As to the second requirement, by the date they went into administration, the group concerned had included either a service company with a pension scheme, or an insufficiently resourced company with a pension scheme, and that had been the position for more than two years. Accordingly, the target companies were precisely the type of entities who were intended to be rendered liable under the FSD regime. Given that the group in each case was in very serious financial difficulties at the time the target went into administration, that position had been particularly telling.
In other words, the target companies were not in the sunlight, free of the FSD regime, but were well inside the penumbra of the regime, even though they were not in the full shadow of the receipt of the FSD, let alone in the darkness of the receipt of a CN. In those circumstances, the potential liabilities of the target companies had satisfied the requirements of being an ‘obligation’ under rule 13.12(1)(b) of the Rules and were therefore a provable debt within rule 12.3 of the Rules (see -,  of the judgment).
Accordingly, the appeals would be dismissed to the extent that the administrators were bound to meet the liabilities of the target companies under the FSD regime, but the appeals would be allowed to the extent that those liabilities were to be treated as provable debts (see , ,  of the judgment). T & N Ltd, Re  3 All ER 697 applied; Haine v Day  2 BCLC 517 approved; Bluck, Re, ex p Bluck (1887) 56 LJQB 607 disapproved; British Gold Fields of West Africa Ltd, Re  2 Ch 7 disapproved; Debtor (No 68 of 1911), Re  2 KB 652 disapproved; Pitchford, Re  All ER Rep 649 disapproved; Winter v IRC  3 All ER 855 considered; Glenister v Rowe  3 All ER 452 disapproved.
Per curiam: ‘…a potential liability under a FSD or a liability under a CN does not fall within the scope of expenses of an administration within rule 12.2 or rule 2.67(1)(f). First, there is no question of such a liability resulting from any act or decision taken by or on behalf of the administrator or any act or decision taken during the administration. The liability self-evidently arises out of events which occurred before the insolvency event … Secondly, I do not consider that the terms of the 2004 act, properly interpreted, mean that a liability under a CN would be an expense of the administration, if it was not a provable debt under rule 13.12… I therefore would conclude that, if the liability in these cases did not rank as a provable debt, it would not count as an expense of the administration.’ (Per Lord Neuberger P , ,  of the judgment). Decision of Court of Appeal  1 All ER 1455 reversed.

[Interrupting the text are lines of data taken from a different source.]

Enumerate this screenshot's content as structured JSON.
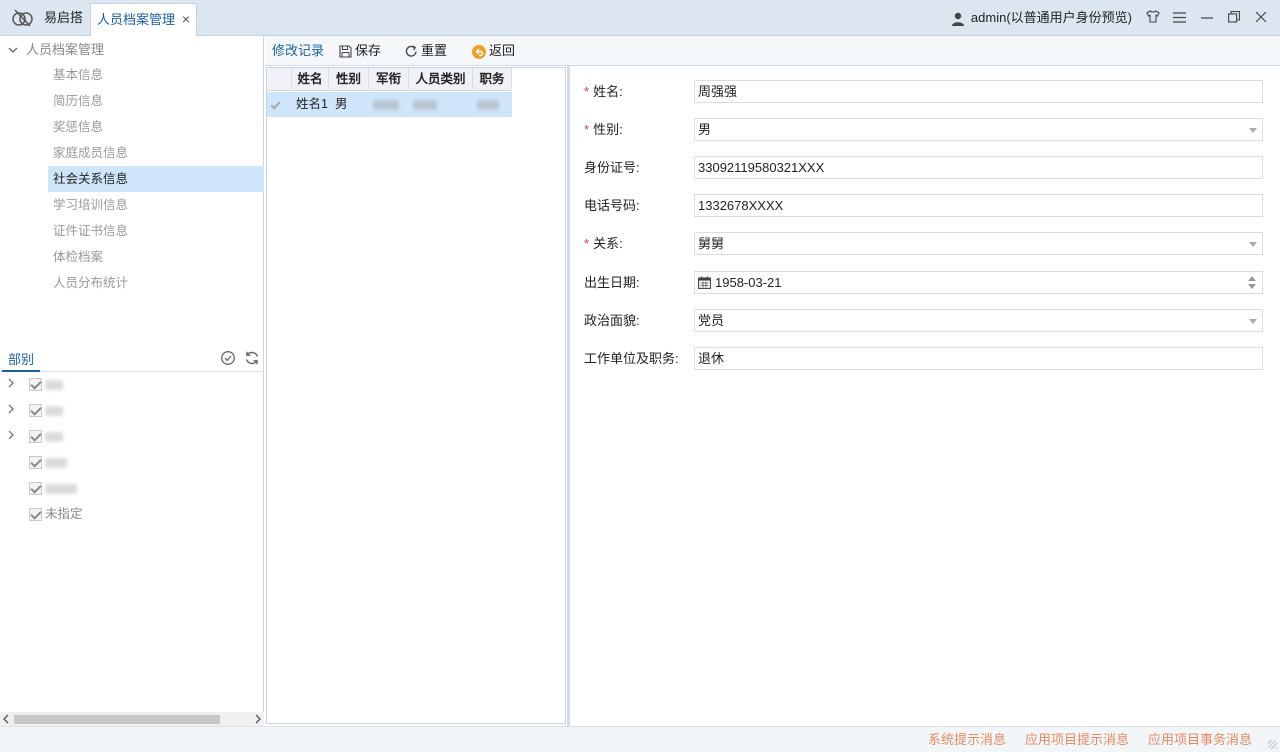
{
  "titlebar": {
    "app_name": "易启搭",
    "active_tab": "人员档案管理",
    "close_glyph": "×",
    "user": "admin(以普通用户身份预览)"
  },
  "nav": {
    "root": "人员档案管理",
    "items": [
      "基本信息",
      "简历信息",
      "奖惩信息",
      "家庭成员信息",
      "社会关系信息",
      "学习培训信息",
      "证件证书信息",
      "体检档案",
      "人员分布统计"
    ],
    "active_index": 4
  },
  "dept": {
    "title": "部别",
    "nodes": [
      {
        "label": "",
        "expandable": true
      },
      {
        "label": "",
        "expandable": true
      },
      {
        "label": "",
        "expandable": true
      },
      {
        "label": "",
        "expandable": false
      },
      {
        "label": "",
        "expandable": false
      },
      {
        "label": "未指定",
        "expandable": false
      }
    ]
  },
  "toolbar": {
    "history": "修改记录",
    "save": "保存",
    "reset": "重置",
    "back": "返回"
  },
  "grid": {
    "columns": [
      "姓名",
      "性别",
      "军衔",
      "人员类别",
      "职务"
    ],
    "rows": [
      {
        "name": "姓名1",
        "gender": "男"
      }
    ]
  },
  "form": {
    "fields": [
      {
        "label": "姓名:",
        "required": true,
        "value": "周强强",
        "type": "text"
      },
      {
        "label": "性别:",
        "required": true,
        "value": "男",
        "type": "select"
      },
      {
        "label": "身份证号:",
        "required": false,
        "value": "33092119580321XXX",
        "type": "text"
      },
      {
        "label": "电话号码:",
        "required": false,
        "value": "1332678XXXX",
        "type": "text"
      },
      {
        "label": "关系:",
        "required": true,
        "value": "舅舅",
        "type": "select"
      },
      {
        "label": "出生日期:",
        "required": false,
        "value": "1958-03-21",
        "type": "date"
      },
      {
        "label": "政治面貌:",
        "required": false,
        "value": "党员",
        "type": "select"
      },
      {
        "label": "工作单位及职务:",
        "required": false,
        "value": "退休",
        "type": "text"
      }
    ]
  },
  "status": {
    "sys_msg": "系统提示消息",
    "app_msg": "应用项目提示消息",
    "app_task": "应用项目事务消息"
  },
  "colors": {
    "accent": "#1a5fa8",
    "selection": "#cfe5fa",
    "required": "#e03a2f",
    "status_link": "#e58a63"
  }
}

William Trower QC, Andrew Mold and Tom Smith (instructed by Herbert Smith LLP) for the Nortel administrators; Robin Dicker QC, Paul Newman QC and Daniel Bayfield (instructed by Linklaters LLP) for the Lehman administrators; Mark Phillips QC, Stephen Robins and James Walmsley (instructed by Linklaters LLP) for the Lehman administrators; Gabriel Moss QC, Nicolas Stallworthy QC and David Allison (instructed by Travers Smith LLP) for the Lehman pension fund trustees and the Board of the Pension Protection Fund; Richard Sheldon QC, Michael Tennet QC and Felicity Toube QC (instructed by Hogan Lovells International LLP) for Nortel Networks UK Pension Trust Ltd and the Board of the Pension Protection Fund; Raquel Agnello QC, Jonathan Hilliard and Thomas Robinson (instructed by the Pensions Regulator) for the Pensions Regulator; Barry Isaacs QC (instructed by Weil Gotshal & Manges LLP) for Lehman Brothers Holdings Inc and for Neuberger Berman Europe Ltd.